If you experience problems downloading a file, check if you have the proper application to view it first. In case of further problems read the IDEAS help page. Note that these files are not on the IDEAS site. Please be patient as the files may be large.

File URL: http://www.economicpolicyresearch.org/econ/2015/NSSR_WP_132015.pdf
File Function: First version, 2015
Download Restriction: no

Paper provided by New School for Social Research, Department of Economics in its series Working Papers with number 1513.

as
in new window

Length: 10 pages
Date of creation: Jun 2015
Handle: RePEc:new:wpaper:1513
Contact details of provider: Postal:
65 Fifth Avenue, Room 350, New York, NY 10003

Phone: (212) 229-5717
Fax: (212) 229-5724
Web page: http://www.newschool.edu/nssr/economics/

More information through EDIRC

No references listed on IDEAS
You can help add them by filling out this form.

This item is not listed on Wikipedia, on a reading list or among the top items on IDEAS.

When requesting a correction, please mention this item's handle: RePEc:new:wpaper:1513. See general information about how to correct material in RePEc.

For technical questions regarding this item, or to correct its authors, title, abstract, bibliographic or download information, contact: (Mark Setterfield)

If you have authored this item and are not yet registered with RePEc, we encourage you to do it here.
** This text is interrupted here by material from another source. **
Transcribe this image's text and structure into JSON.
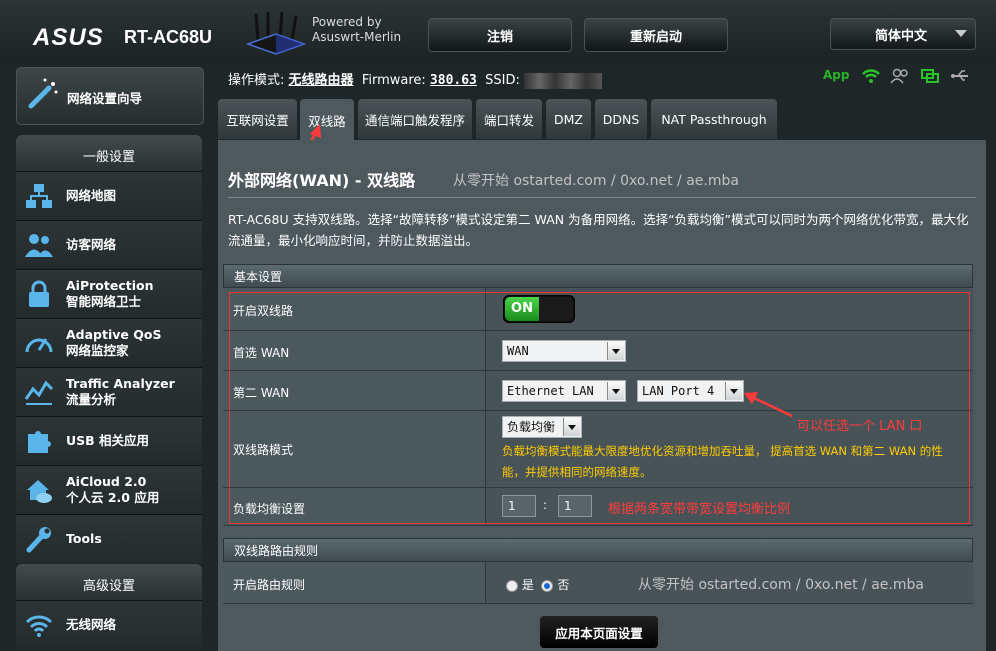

This allows to link your profile to this item. It also allows you to accept potential citations to this item that we are uncertain about.

If references are entirely missing, you can add them using this form.

If the full references list an item that is present in RePEc, but the system did not link to it, you can help with this form.

If you know of missing items citing this one, you can help us creating those links by adding the relevant references in the same way as above, for each refering item. If you are a registered author of this item, you may also want to check the "citations" tab in your profile, as there may be some citations waiting for confirmation.

Please note that corrections may take a couple of weeks to filter through the various RePEc services.

This information is provided to you by IDEAS at the Research Division of the Federal Reserve Bank of St. Louis using RePEc data.